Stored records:
+++++

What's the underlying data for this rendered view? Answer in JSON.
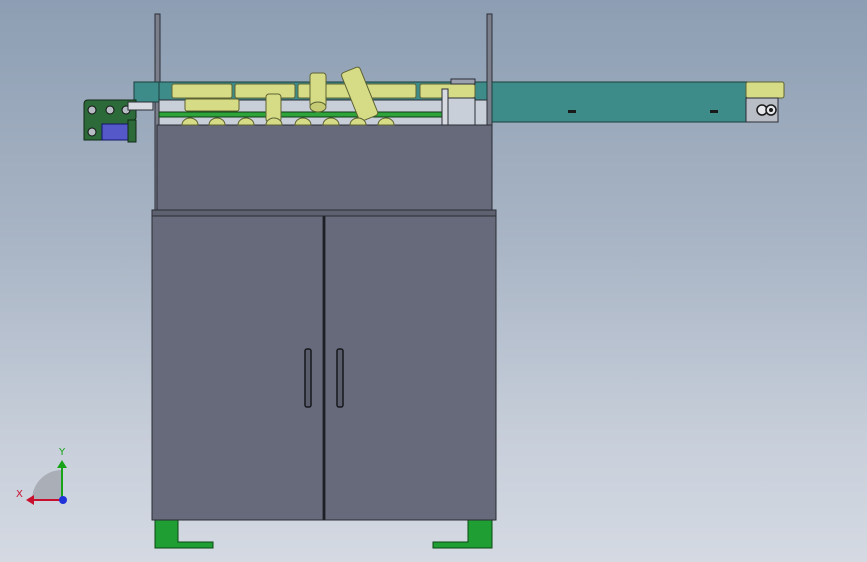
{
  "triad": {
    "x_label": "X",
    "y_label": "Y",
    "colors": {
      "x": "#c8102e",
      "y": "#19a319",
      "z": "#1f33d8"
    }
  },
  "colors": {
    "cabinet": "#666a7a",
    "cabinet_edge": "#2b2d35",
    "conveyor_teal": "#3d8c8a",
    "roller_yellow": "#d6dc86",
    "frame_green": "#2ea43a",
    "foot_green": "#1f9e33",
    "slider_blue": "#5458c9"
  }
}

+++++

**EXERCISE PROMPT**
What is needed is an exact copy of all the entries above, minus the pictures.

**WORKED SOLUTION**
What's the underlying data for this rendered view? Answer in JSON.
{
  "triad": {
    "x_label": "X",
    "y_label": "Y",
    "colors": {
      "x": "#c8102e",
      "y": "#19a319",
      "z": "#1f33d8"
    }
  },
  "colors": {
    "cabinet": "#666a7a",
    "cabinet_edge": "#2b2d35",
    "conveyor_teal": "#3d8c8a",
    "roller_yellow": "#d6dc86",
    "frame_green": "#2ea43a",
    "foot_green": "#1f9e33",
    "slider_blue": "#5458c9"
  }
}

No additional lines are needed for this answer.